Past Customer Service = “Customer service is a series of activities designed to enhance the level of customer satisfaction – that is, the feeling that a product or service has met the customer expectation.”
Present Day Customer Service = Customer service is a series of activities designed to ignore and aggravate the customer – that is, if the customer requests assistance at a time deemed inappropriate such as personal conversations, lunch, lazy time or they just don’t feel like working.
Over the past few years, I’ve come across this so-called thing called ‘customer service’ and I’m not really feeling it. ‘Customer Satisfaction Guaranteed”. Are they guaranteeing the customer’s satisfaction or their employee’s satisfaction in dissing the customer? The lack of caring exudes from these individuals, and it seems they traded in their smile for an un-lubricated butt plug because, let’s face it, that would make anyone disregard the needs of others.
I’ll admit that I worked in customer service and I wasn’t always the most…understanding individual. Maybe it’s payback time. But in my defense, I worked in technology and they refused to provide V2 –valium and vodka. When it comes to technology, there are certain things IT employees expect of people who work on computers every day of the year to know, like:
1) Where the power button is located
2) If you print something and it doesn’t print, don’t print 20 more times hoping one of them will get passed the black hole.
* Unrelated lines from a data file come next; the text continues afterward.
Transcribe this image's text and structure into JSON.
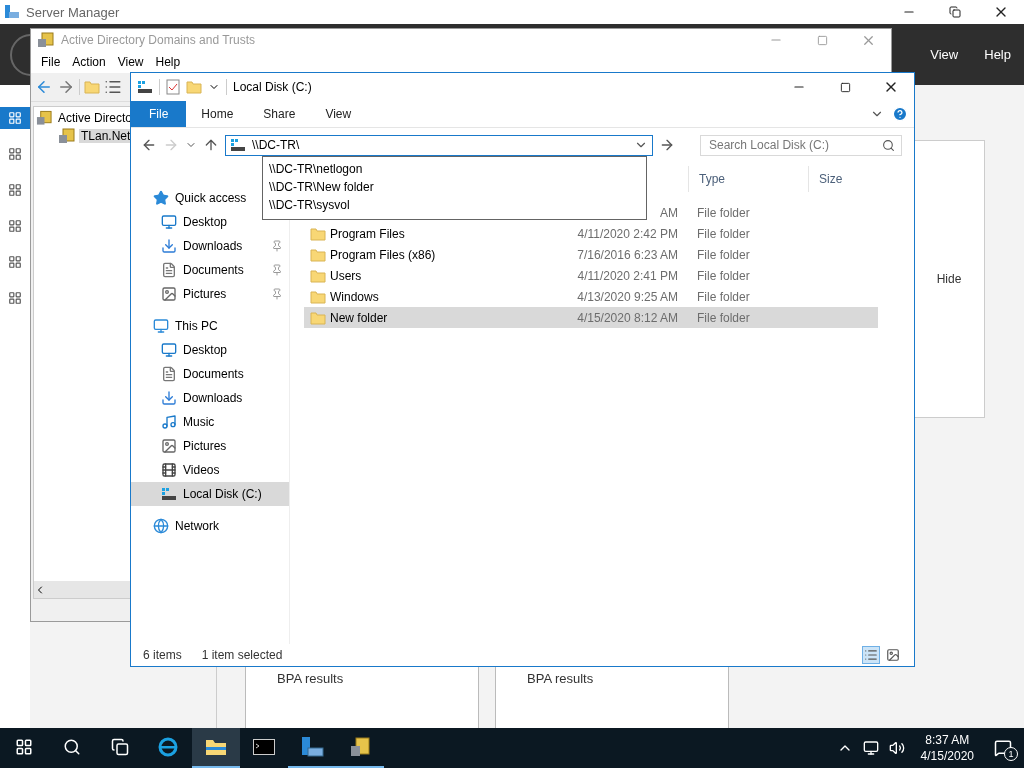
{
  "server_manager": {
    "title": "Server Manager",
    "header_menu": [
      "View",
      "Help"
    ],
    "hide_label": "Hide",
    "tiles": [
      {
        "label": "BPA results"
      },
      {
        "label": "BPA results"
      }
    ]
  },
  "ad_window": {
    "title": "Active Directory Domains and Trusts",
    "menu": [
      "File",
      "Action",
      "View",
      "Help"
    ],
    "tree": [
      {
        "label": "Active Directo",
        "selected": false,
        "children": [
          {
            "label": "TLan.Net",
            "selected": true
          }
        ]
      }
    ]
  },
  "explorer": {
    "title": "Local Disk (C:)",
    "ribbon_tabs": [
      {
        "label": "File",
        "selected": true
      },
      {
        "label": "Home",
        "selected": false
      },
      {
        "label": "Share",
        "selected": false
      },
      {
        "label": "View",
        "selected": false
      }
    ],
    "address": "\\\\DC-TR\\",
    "search_placeholder": "Search Local Disk (C:)",
    "suggestions": [
      "\\\\DC-TR\\netlogon",
      "\\\\DC-TR\\New folder",
      "\\\\DC-TR\\sysvol"
    ],
    "nav": [
      {
        "label": "Quick access",
        "kind": "star",
        "selected": false,
        "children": [
          {
            "label": "Desktop",
            "kind": "desktop",
            "selected": false
          },
          {
            "label": "Downloads",
            "kind": "download",
            "pinned": true,
            "selected": false
          },
          {
            "label": "Documents",
            "kind": "document",
            "pinned": true,
            "selected": false
          },
          {
            "label": "Pictures",
            "kind": "picture",
            "pinned": true,
            "selected": false
          }
        ]
      },
      {
        "label": "This PC",
        "kind": "pc",
        "selected": false,
        "children": [
          {
            "label": "Desktop",
            "kind": "desktop",
            "selected": false
          },
          {
            "label": "Documents",
            "kind": "document",
            "selected": false
          },
          {
            "label": "Downloads",
            "kind": "download",
            "selected": false
          },
          {
            "label": "Music",
            "kind": "music",
            "selected": false
          },
          {
            "label": "Pictures",
            "kind": "picture",
            "selected": false
          },
          {
            "label": "Videos",
            "kind": "video",
            "selected": false
          },
          {
            "label": "Local Disk (C:)",
            "kind": "drive",
            "selected": true
          }
        ]
      },
      {
        "label": "Network",
        "kind": "network",
        "selected": false
      }
    ],
    "columns": [
      "Type",
      "Size"
    ],
    "rows": [
      {
        "date": "AM",
        "type": "File folder",
        "selected": false
      },
      {
        "name": "Program Files",
        "date": "4/11/2020 2:42 PM",
        "type": "File folder",
        "selected": false
      },
      {
        "name": "Program Files (x86)",
        "date": "7/16/2016 6:23 AM",
        "type": "File folder",
        "selected": false
      },
      {
        "name": "Users",
        "date": "4/11/2020 2:41 PM",
        "type": "File folder",
        "selected": false
      },
      {
        "name": "Windows",
        "date": "4/13/2020 9:25 AM",
        "type": "File folder",
        "selected": false
      },
      {
        "name": "New folder",
        "date": "4/15/2020 8:12 AM",
        "type": "File folder",
        "selected": true
      }
    ],
    "status": [
      "6 items",
      "1 item selected"
    ]
  },
  "taskbar": {
    "apps": [
      {
        "kind": "start",
        "selected": false,
        "running": false
      },
      {
        "kind": "search",
        "selected": false,
        "running": false
      },
      {
        "kind": "taskview",
        "selected": false,
        "running": false
      },
      {
        "kind": "browser",
        "selected": false,
        "running": false
      },
      {
        "kind": "explorer",
        "selected": true,
        "running": true
      },
      {
        "kind": "terminal",
        "selected": false,
        "running": false
      },
      {
        "kind": "server",
        "selected": false,
        "running": true
      },
      {
        "kind": "domains",
        "selected": false,
        "running": true
      }
    ],
    "time": "8:37 AM",
    "date": "4/15/2020",
    "notification_count": "1"
  }
}
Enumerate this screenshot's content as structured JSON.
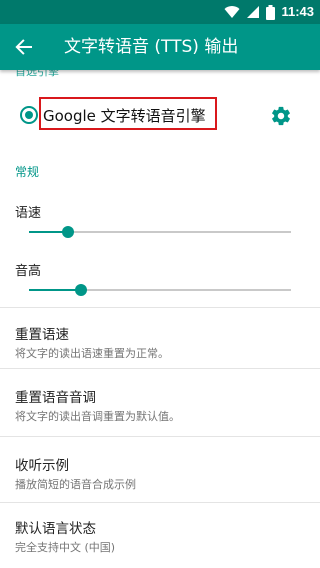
{
  "status_bar": {
    "time": "11:43",
    "icons": [
      "wifi-icon",
      "signal-icon",
      "battery-icon"
    ],
    "color": "#00796b"
  },
  "app_bar": {
    "title": "文字转语音 (TTS) 输出",
    "back_icon": "arrow-back-icon",
    "color": "#009688"
  },
  "engine_section": {
    "header": "首选引擎",
    "engine_name": "Google 文字转语音引擎",
    "selected": true,
    "settings_icon": "gear-icon"
  },
  "general": {
    "header": "常规",
    "speech_rate": {
      "label": "语速",
      "value_fraction": 0.15
    },
    "pitch": {
      "label": "音高",
      "value_fraction": 0.2
    }
  },
  "items": [
    {
      "title": "重置语速",
      "summary": "将文字的读出语速重置为正常。"
    },
    {
      "title": "重置语音音调",
      "summary": "将文字的读出音调重置为默认值。"
    },
    {
      "title": "收听示例",
      "summary": "播放简短的语音合成示例"
    },
    {
      "title": "默认语言状态",
      "summary": "完全支持中文 (中国)"
    }
  ],
  "colors": {
    "accent": "#009688",
    "highlight_border": "#d9181c"
  }
}
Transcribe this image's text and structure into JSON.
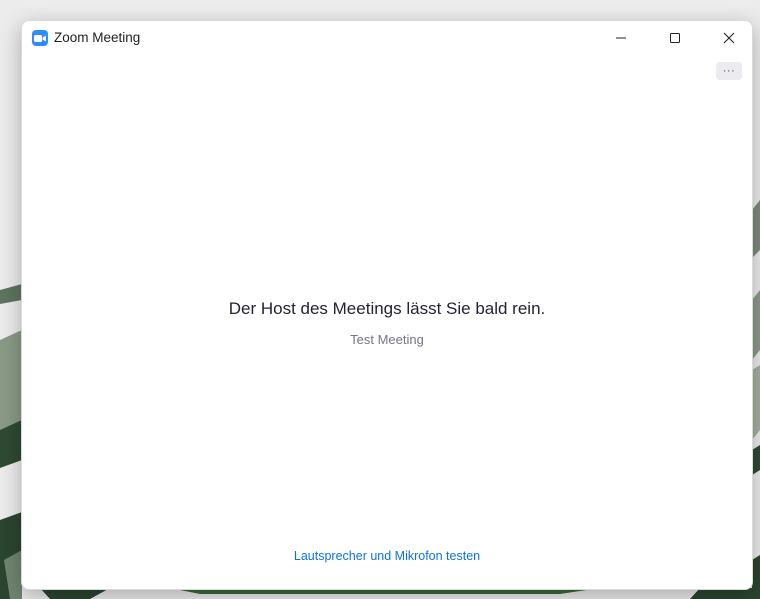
{
  "window": {
    "title": "Zoom Meeting",
    "app_icon": "zoom-camera-icon"
  },
  "titlebar_controls": {
    "minimize_icon": "minimize-icon",
    "maximize_icon": "maximize-icon",
    "close_icon": "close-icon"
  },
  "toolbar": {
    "more_label": "···"
  },
  "content": {
    "waiting_message": "Der Host des Meetings lässt Sie bald rein.",
    "meeting_name": "Test Meeting",
    "test_audio_link": "Lautsprecher und Mikrofon testen"
  },
  "colors": {
    "accent": "#0e71eb",
    "zoom_blue": "#2d8cff",
    "desktop_plants": "#3a5a3a"
  }
}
3) If you receive a black screen that says keyboard failure, check the keyboard to make sure there aren’t any muffin crumbs, nail clippings or sunflower seeds stuck between the keys.
4) Copy and paste—two things we learned in kindergarten—same idea, different technique.
5) When tech support comes to your desk, be there to explain the problem and enter in your logon and password.
I understand that working in customer service is frustrating, but it’s amazing how indifferent and acceptable it is to outright act as if the customer isn’t even there. At least I gave employees a moment to explain their problem before directly or indirectly pointing out their faux pas. Like when one employee I worked with insisted her CD-ROM drive was broken—it wouldn’t play her CD. I popped open the CD player, flipped the CD right side up and the CD worked without a problem. Or when we were working in Windows 95 and an employee asked for assistance. I stood behind her and told her to go to my computer and she got up and started walking away. Dumbfounded, I asked her where she was going, and she said, “To your computer.” I had to point out the “My Computer” icon on her desktop. So you see, I understand the kind of frustration that comes along with helping some people.
But I don’t understand the girl, who saw me standing at the counter but turned her back and continued a personal conversation about her license being taking away. And then when I told her my sunglasses were right on the counter and I’d like to know what I owe so I could leave, shuffled over, shrugged and said, “I don’t know.” My response was, “Well, how about asking someone who does know.” She didn’t even notice the sarcasm…or maybe she did and ignored it. Either way, she took her sweet time walking the sunglasses over to another woman and asking.
For now on, when I come across anyone at a place of business who has an attitude or just doesn't care, I’m going to smile and say, “I can tell you really like your job” just to see their reaction. I might have to tweak it as time goes on.
Anyone else have witty responses to poor customer service?
Service and Attitude,Bea